**REQUIREMENT:** Report only the number of lines that contain the string "heading" in the records below.

**SUPPLIED DATA:**
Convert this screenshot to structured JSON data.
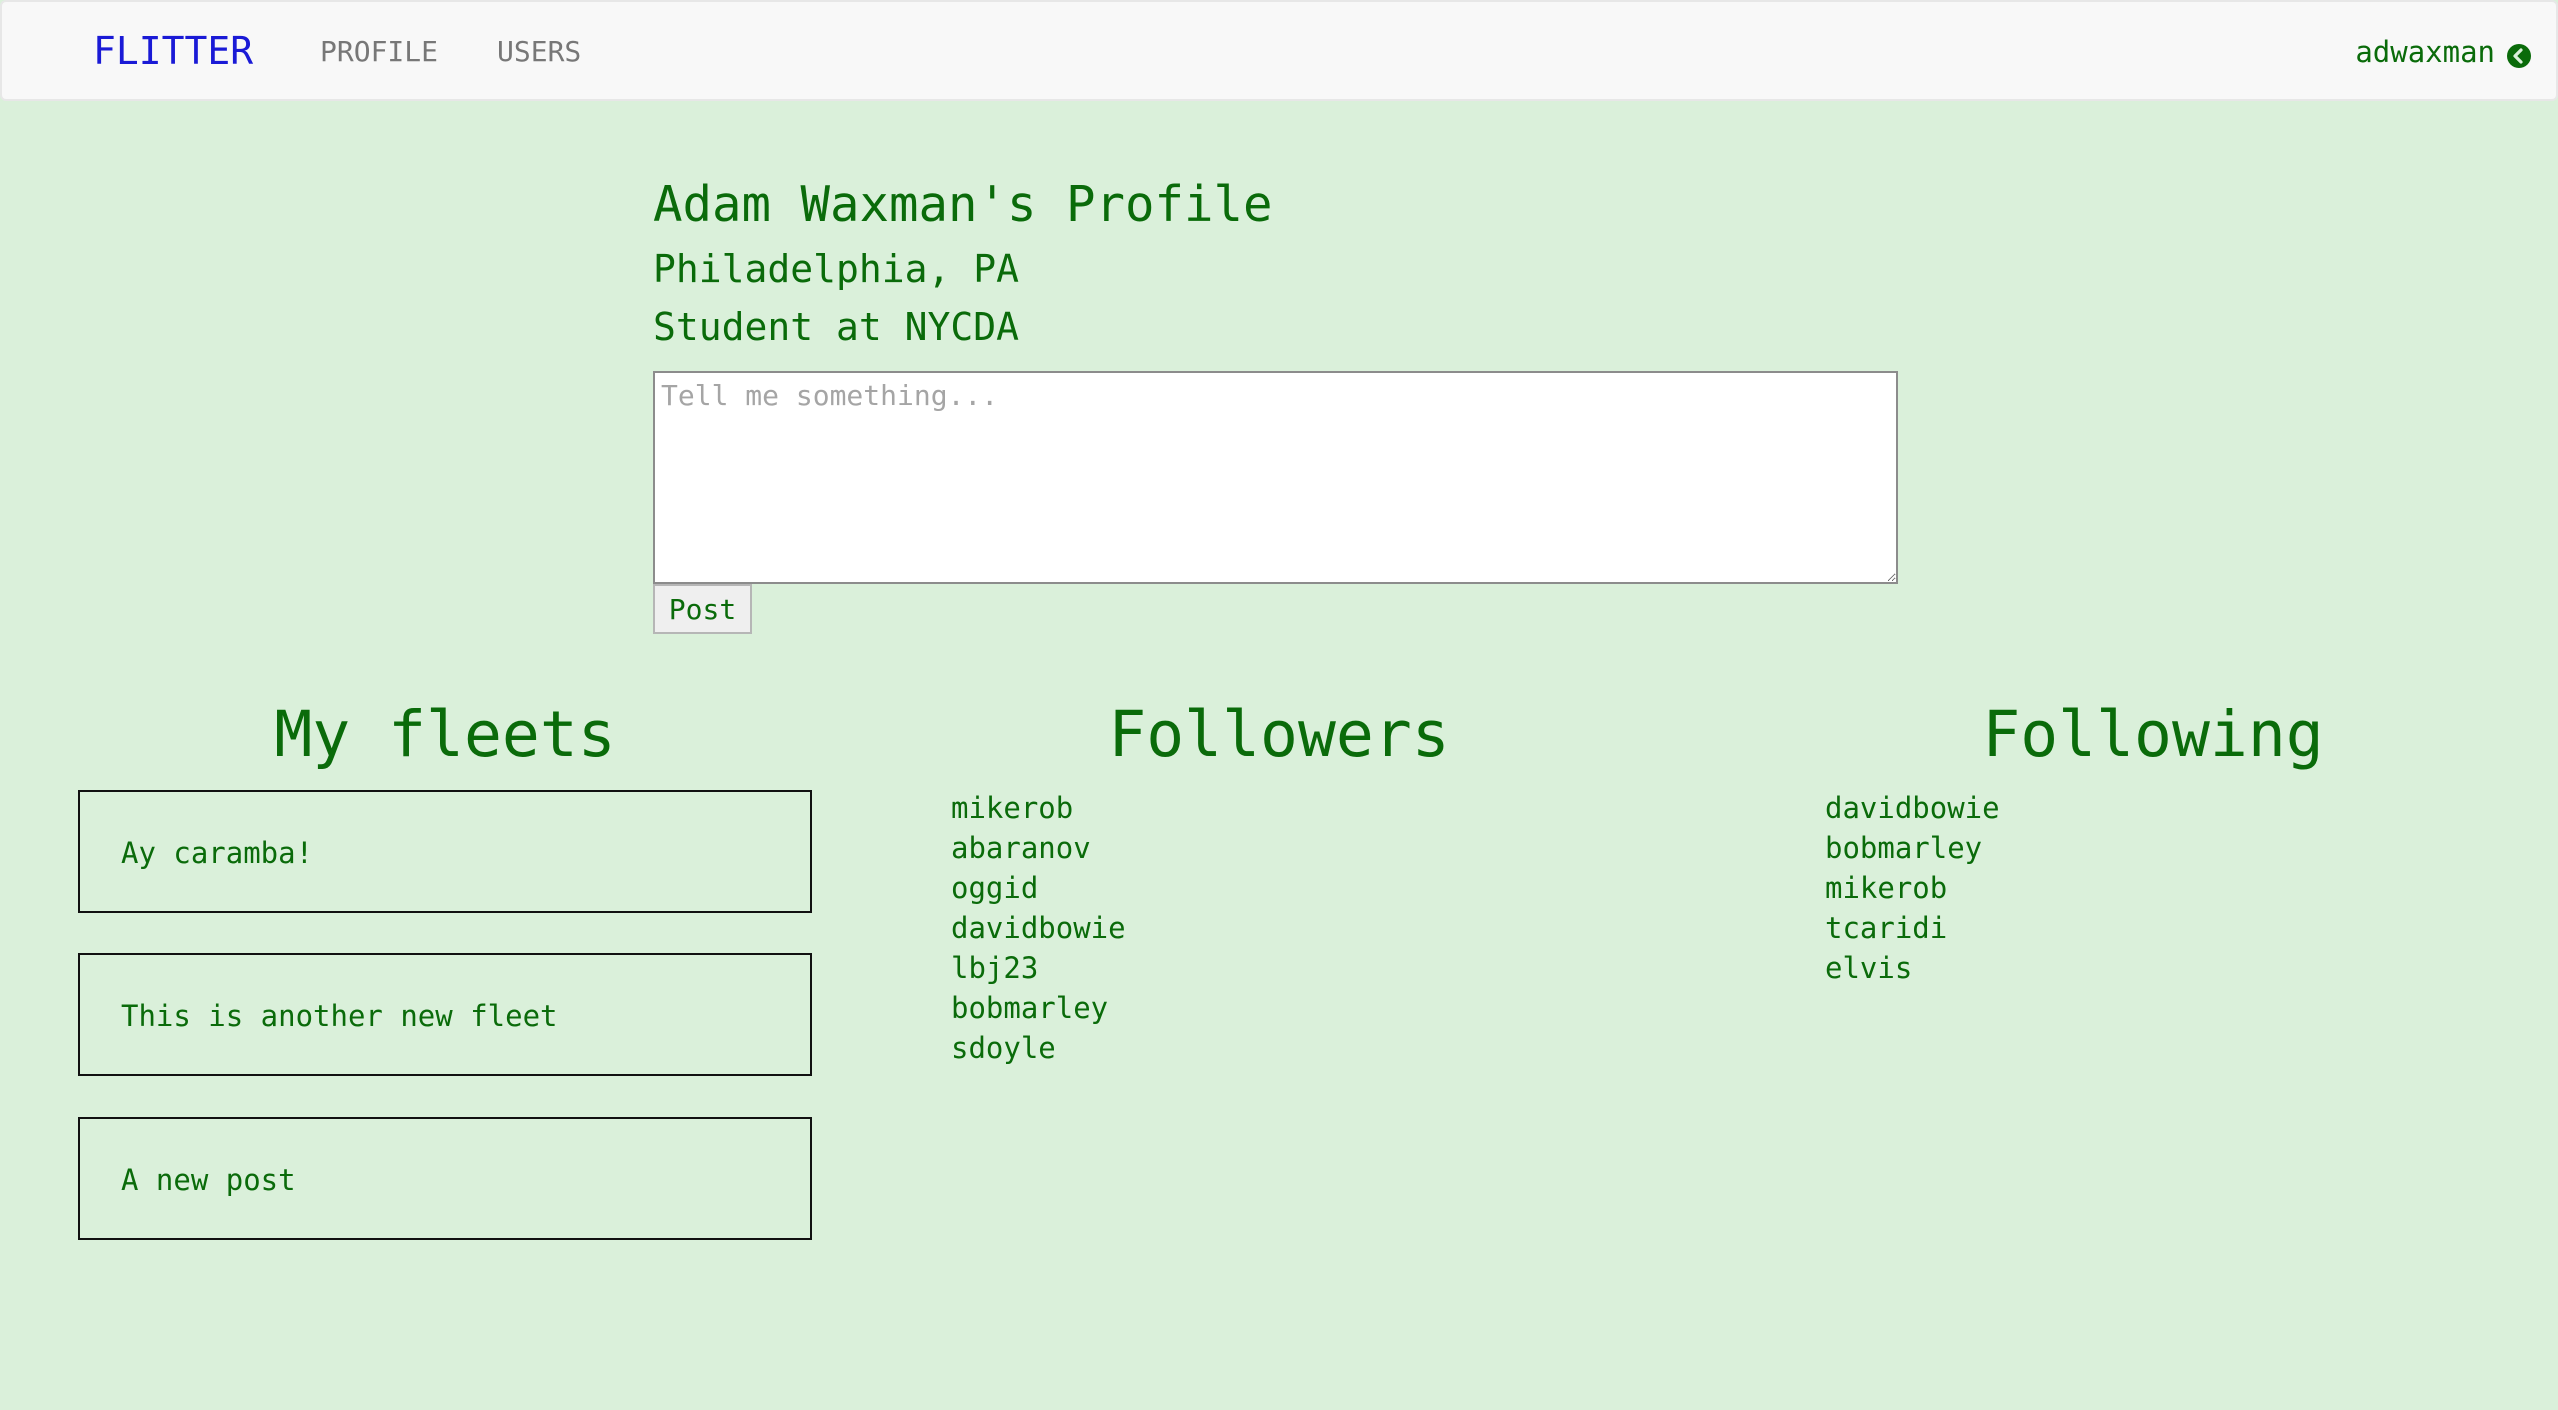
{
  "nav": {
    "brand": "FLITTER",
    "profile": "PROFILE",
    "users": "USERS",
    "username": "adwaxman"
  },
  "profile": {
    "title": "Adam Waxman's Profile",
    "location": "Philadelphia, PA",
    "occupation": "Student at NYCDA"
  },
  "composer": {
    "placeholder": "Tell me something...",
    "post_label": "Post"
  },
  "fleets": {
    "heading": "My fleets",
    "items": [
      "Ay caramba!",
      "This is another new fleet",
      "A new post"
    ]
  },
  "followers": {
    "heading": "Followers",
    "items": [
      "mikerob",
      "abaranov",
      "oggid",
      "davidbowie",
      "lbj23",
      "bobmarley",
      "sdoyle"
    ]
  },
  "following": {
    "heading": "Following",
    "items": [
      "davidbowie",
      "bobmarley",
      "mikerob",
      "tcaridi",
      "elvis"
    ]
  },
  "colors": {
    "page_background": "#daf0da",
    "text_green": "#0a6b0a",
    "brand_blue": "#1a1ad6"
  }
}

**TASK RESPONSE:** 3